* **PROBLEM TO SOLVE**: With nothing left out, repeat every entry exactly.

* **EXTRACTED ENTRIES**:
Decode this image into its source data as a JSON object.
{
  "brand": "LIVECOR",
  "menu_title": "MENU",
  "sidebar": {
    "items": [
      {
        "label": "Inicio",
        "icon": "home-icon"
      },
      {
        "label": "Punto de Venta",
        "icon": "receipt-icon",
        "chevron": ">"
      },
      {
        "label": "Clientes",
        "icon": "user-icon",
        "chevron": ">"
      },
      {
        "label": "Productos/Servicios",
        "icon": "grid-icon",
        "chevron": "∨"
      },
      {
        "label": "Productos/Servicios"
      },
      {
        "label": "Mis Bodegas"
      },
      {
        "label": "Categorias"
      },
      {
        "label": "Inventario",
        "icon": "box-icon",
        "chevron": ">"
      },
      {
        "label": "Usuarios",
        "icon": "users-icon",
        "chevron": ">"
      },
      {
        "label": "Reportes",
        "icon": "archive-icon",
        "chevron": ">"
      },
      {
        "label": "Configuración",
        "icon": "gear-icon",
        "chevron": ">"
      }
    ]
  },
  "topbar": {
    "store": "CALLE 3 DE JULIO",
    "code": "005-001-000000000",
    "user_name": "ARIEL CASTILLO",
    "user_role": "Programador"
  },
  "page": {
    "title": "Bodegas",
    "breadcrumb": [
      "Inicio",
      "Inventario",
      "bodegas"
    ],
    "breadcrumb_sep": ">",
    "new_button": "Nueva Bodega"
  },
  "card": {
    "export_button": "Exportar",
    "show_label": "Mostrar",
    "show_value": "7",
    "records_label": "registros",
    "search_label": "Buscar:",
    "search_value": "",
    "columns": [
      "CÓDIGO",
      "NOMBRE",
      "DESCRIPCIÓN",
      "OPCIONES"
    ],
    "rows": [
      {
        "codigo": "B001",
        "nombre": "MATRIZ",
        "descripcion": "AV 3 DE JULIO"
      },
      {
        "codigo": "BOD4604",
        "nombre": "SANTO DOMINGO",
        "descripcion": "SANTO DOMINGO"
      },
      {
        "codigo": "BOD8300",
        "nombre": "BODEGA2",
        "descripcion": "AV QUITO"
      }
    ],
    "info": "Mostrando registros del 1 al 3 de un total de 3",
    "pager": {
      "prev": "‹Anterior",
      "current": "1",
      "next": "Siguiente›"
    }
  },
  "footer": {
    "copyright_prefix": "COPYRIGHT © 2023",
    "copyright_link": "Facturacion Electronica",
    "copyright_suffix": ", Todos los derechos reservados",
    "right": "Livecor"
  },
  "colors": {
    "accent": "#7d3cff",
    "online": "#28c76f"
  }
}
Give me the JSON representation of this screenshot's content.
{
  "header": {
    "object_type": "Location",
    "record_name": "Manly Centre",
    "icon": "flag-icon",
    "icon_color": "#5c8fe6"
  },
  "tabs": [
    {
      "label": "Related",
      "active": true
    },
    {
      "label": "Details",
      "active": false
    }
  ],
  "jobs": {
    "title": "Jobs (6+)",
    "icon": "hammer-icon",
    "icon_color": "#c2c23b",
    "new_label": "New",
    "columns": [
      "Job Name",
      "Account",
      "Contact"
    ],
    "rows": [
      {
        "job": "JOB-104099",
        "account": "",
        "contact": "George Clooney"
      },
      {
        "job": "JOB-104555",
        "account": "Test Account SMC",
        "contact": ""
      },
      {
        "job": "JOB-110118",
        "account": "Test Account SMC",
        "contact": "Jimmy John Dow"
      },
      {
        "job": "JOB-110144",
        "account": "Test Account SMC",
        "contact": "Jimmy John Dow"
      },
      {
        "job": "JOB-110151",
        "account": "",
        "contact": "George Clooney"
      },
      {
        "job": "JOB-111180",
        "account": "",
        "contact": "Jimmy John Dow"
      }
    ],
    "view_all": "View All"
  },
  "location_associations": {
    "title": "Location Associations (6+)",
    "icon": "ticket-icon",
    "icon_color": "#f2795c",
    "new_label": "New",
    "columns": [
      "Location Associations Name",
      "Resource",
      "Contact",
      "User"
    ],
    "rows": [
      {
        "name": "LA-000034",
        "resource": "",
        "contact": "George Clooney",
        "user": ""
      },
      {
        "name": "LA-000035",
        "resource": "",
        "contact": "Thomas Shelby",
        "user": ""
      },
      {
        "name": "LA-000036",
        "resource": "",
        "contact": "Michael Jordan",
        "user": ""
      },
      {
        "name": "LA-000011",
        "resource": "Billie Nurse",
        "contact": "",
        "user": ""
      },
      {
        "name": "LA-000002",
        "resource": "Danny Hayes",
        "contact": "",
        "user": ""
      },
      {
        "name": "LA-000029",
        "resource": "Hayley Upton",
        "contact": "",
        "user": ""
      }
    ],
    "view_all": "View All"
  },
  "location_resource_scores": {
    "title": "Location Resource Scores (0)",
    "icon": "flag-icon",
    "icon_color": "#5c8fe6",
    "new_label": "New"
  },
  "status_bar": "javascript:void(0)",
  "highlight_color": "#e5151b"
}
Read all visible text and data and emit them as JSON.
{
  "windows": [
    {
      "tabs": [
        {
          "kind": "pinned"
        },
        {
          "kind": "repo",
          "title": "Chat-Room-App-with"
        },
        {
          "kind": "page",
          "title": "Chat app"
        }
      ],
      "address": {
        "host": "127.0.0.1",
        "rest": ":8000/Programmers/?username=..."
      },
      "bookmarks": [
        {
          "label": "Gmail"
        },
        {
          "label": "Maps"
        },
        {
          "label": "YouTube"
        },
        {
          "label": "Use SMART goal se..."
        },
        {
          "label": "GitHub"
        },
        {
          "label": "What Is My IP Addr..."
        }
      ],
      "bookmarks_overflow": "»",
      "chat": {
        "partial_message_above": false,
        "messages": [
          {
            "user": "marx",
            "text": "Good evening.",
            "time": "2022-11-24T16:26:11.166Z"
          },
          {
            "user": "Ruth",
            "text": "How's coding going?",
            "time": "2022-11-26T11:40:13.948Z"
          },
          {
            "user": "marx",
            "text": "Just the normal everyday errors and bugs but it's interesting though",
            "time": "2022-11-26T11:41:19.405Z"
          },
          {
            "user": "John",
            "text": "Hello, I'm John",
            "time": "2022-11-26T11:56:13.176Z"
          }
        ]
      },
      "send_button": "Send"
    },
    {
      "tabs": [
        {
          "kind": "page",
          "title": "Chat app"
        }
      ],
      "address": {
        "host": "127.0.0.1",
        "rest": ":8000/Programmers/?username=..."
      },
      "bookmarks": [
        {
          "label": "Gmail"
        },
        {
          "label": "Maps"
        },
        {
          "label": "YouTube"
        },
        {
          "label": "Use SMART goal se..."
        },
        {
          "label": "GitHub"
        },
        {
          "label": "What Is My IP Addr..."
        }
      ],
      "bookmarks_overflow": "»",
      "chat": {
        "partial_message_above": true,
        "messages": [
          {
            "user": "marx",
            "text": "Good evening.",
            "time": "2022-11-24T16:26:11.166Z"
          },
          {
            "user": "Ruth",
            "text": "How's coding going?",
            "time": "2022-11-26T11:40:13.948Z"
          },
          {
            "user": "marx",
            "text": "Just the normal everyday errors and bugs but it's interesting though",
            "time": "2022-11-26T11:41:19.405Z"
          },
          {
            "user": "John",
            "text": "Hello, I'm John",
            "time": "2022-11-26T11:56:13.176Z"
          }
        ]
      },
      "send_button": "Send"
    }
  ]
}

* **TASK RESPONSE**:
Decode this image into its source data as a JSON object.
{
  "brand": "LIVECOR",
  "menu_title": "MENU",
  "sidebar": {
    "items": [
      {
        "label": "Inicio",
        "icon": "home-icon"
      },
      {
        "label": "Punto de Venta",
        "icon": "receipt-icon",
        "chevron": ">"
      },
      {
        "label": "Clientes",
        "icon": "user-icon",
        "chevron": ">"
      },
      {
        "label": "Productos/Servicios",
        "icon": "grid-icon",
        "chevron": "∨"
      },
      {
        "label": "Productos/Servicios"
      },
      {
        "label": "Mis Bodegas"
      },
      {
        "label": "Categorias"
      },
      {
        "label": "Inventario",
        "icon": "box-icon",
        "chevron": ">"
      },
      {
        "label": "Usuarios",
        "icon": "users-icon",
        "chevron": ">"
      },
      {
        "label": "Reportes",
        "icon": "archive-icon",
        "chevron": ">"
      },
      {
        "label": "Configuración",
        "icon": "gear-icon",
        "chevron": ">"
      }
    ]
  },
  "topbar": {
    "store": "CALLE 3 DE JULIO",
    "code": "005-001-000000000",
    "user_name": "ARIEL CASTILLO",
    "user_role": "Programador"
  },
  "page": {
    "title": "Bodegas",
    "breadcrumb": [
      "Inicio",
      "Inventario",
      "bodegas"
    ],
    "breadcrumb_sep": ">",
    "new_button": "Nueva Bodega"
  },
  "card": {
    "export_button": "Exportar",
    "show_label": "Mostrar",
    "show_value": "7",
    "records_label": "registros",
    "search_label": "Buscar:",
    "search_value": "",
    "columns": [
      "CÓDIGO",
      "NOMBRE",
      "DESCRIPCIÓN",
      "OPCIONES"
    ],
    "rows": [
      {
        "codigo": "B001",
        "nombre": "MATRIZ",
        "descripcion": "AV 3 DE JULIO"
      },
      {
        "codigo": "BOD4604",
        "nombre": "SANTO DOMINGO",
        "descripcion": "SANTO DOMINGO"
      },
      {
        "codigo": "BOD8300",
        "nombre": "BODEGA2",
        "descripcion": "AV QUITO"
      }
    ],
    "info": "Mostrando registros del 1 al 3 de un total de 3",
    "pager": {
      "prev": "‹Anterior",
      "current": "1",
      "next": "Siguiente›"
    }
  },
  "footer": {
    "copyright_prefix": "COPYRIGHT © 2023",
    "copyright_link": "Facturacion Electronica",
    "copyright_suffix": ", Todos los derechos reservados",
    "right": "Livecor"
  },
  "colors": {
    "accent": "#7d3cff",
    "online": "#28c76f"
  }
}
Give me the JSON representation of this screenshot's content.
{
  "header": {
    "object_type": "Location",
    "record_name": "Manly Centre",
    "icon": "flag-icon",
    "icon_color": "#5c8fe6"
  },
  "tabs": [
    {
      "label": "Related",
      "active": true
    },
    {
      "label": "Details",
      "active": false
    }
  ],
  "jobs": {
    "title": "Jobs (6+)",
    "icon": "hammer-icon",
    "icon_color": "#c2c23b",
    "new_label": "New",
    "columns": [
      "Job Name",
      "Account",
      "Contact"
    ],
    "rows": [
      {
        "job": "JOB-104099",
        "account": "",
        "contact": "George Clooney"
      },
      {
        "job": "JOB-104555",
        "account": "Test Account SMC",
        "contact": ""
      },
      {
        "job": "JOB-110118",
        "account": "Test Account SMC",
        "contact": "Jimmy John Dow"
      },
      {
        "job": "JOB-110144",
        "account": "Test Account SMC",
        "contact": "Jimmy John Dow"
      },
      {
        "job": "JOB-110151",
        "account": "",
        "contact": "George Clooney"
      },
      {
        "job": "JOB-111180",
        "account": "",
        "contact": "Jimmy John Dow"
      }
    ],
    "view_all": "View All"
  },
  "location_associations": {
    "title": "Location Associations (6+)",
    "icon": "ticket-icon",
    "icon_color": "#f2795c",
    "new_label": "New",
    "columns": [
      "Location Associations Name",
      "Resource",
      "Contact",
      "User"
    ],
    "rows": [
      {
        "name": "LA-000034",
        "resource": "",
        "contact": "George Clooney",
        "user": ""
      },
      {
        "name": "LA-000035",
        "resource": "",
        "contact": "Thomas Shelby",
        "user": ""
      },
      {
        "name": "LA-000036",
        "resource": "",
        "contact": "Michael Jordan",
        "user": ""
      },
      {
        "name": "LA-000011",
        "resource": "Billie Nurse",
        "contact": "",
        "user": ""
      },
      {
        "name": "LA-000002",
        "resource": "Danny Hayes",
        "contact": "",
        "user": ""
      },
      {
        "name": "LA-000029",
        "resource": "Hayley Upton",
        "contact": "",
        "user": ""
      }
    ],
    "view_all": "View All"
  },
  "location_resource_scores": {
    "title": "Location Resource Scores (0)",
    "icon": "flag-icon",
    "icon_color": "#5c8fe6",
    "new_label": "New"
  },
  "status_bar": "javascript:void(0)",
  "highlight_color": "#e5151b"
}
Read all visible text and data and emit them as JSON.
{
  "windows": [
    {
      "tabs": [
        {
          "kind": "pinned"
        },
        {
          "kind": "repo",
          "title": "Chat-Room-App-with"
        },
        {
          "kind": "page",
          "title": "Chat app"
        }
      ],
      "address": {
        "host": "127.0.0.1",
        "rest": ":8000/Programmers/?username=..."
      },
      "bookmarks": [
        {
          "label": "Gmail"
        },
        {
          "label": "Maps"
        },
        {
          "label": "YouTube"
        },
        {
          "label": "Use SMART goal se..."
        },
        {
          "label": "GitHub"
        },
        {
          "label": "What Is My IP Addr..."
        }
      ],
      "bookmarks_overflow": "»",
      "chat": {
        "partial_message_above": false,
        "messages": [
          {
            "user": "marx",
            "text": "Good evening.",
            "time": "2022-11-24T16:26:11.166Z"
          },
          {
            "user": "Ruth",
            "text": "How's coding going?",
            "time": "2022-11-26T11:40:13.948Z"
          },
          {
            "user": "marx",
            "text": "Just the normal everyday errors and bugs but it's interesting though",
            "time": "2022-11-26T11:41:19.405Z"
          },
          {
            "user": "John",
            "text": "Hello, I'm John",
            "time": "2022-11-26T11:56:13.176Z"
          }
        ]
      },
      "send_button": "Send"
    },
    {
      "tabs": [
        {
          "kind": "page",
          "title": "Chat app"
        }
      ],
      "address": {
        "host": "127.0.0.1",
        "rest": ":8000/Programmers/?username=..."
      },
      "bookmarks": [
        {
          "label": "Gmail"
        },
        {
          "label": "Maps"
        },
        {
          "label": "YouTube"
        },
        {
          "label": "Use SMART goal se..."
        },
        {
          "label": "GitHub"
        },
        {
          "label": "What Is My IP Addr..."
        }
      ],
      "bookmarks_overflow": "»",
      "chat": {
        "partial_message_above": true,
        "messages": [
          {
            "user": "marx",
            "text": "Good evening.",
            "time": "2022-11-24T16:26:11.166Z"
          },
          {
            "user": "Ruth",
            "text": "How's coding going?",
            "time": "2022-11-26T11:40:13.948Z"
          },
          {
            "user": "marx",
            "text": "Just the normal everyday errors and bugs but it's interesting though",
            "time": "2022-11-26T11:41:19.405Z"
          },
          {
            "user": "John",
            "text": "Hello, I'm John",
            "time": "2022-11-26T11:56:13.176Z"
          }
        ]
      },
      "send_button": "Send"
    }
  ]
}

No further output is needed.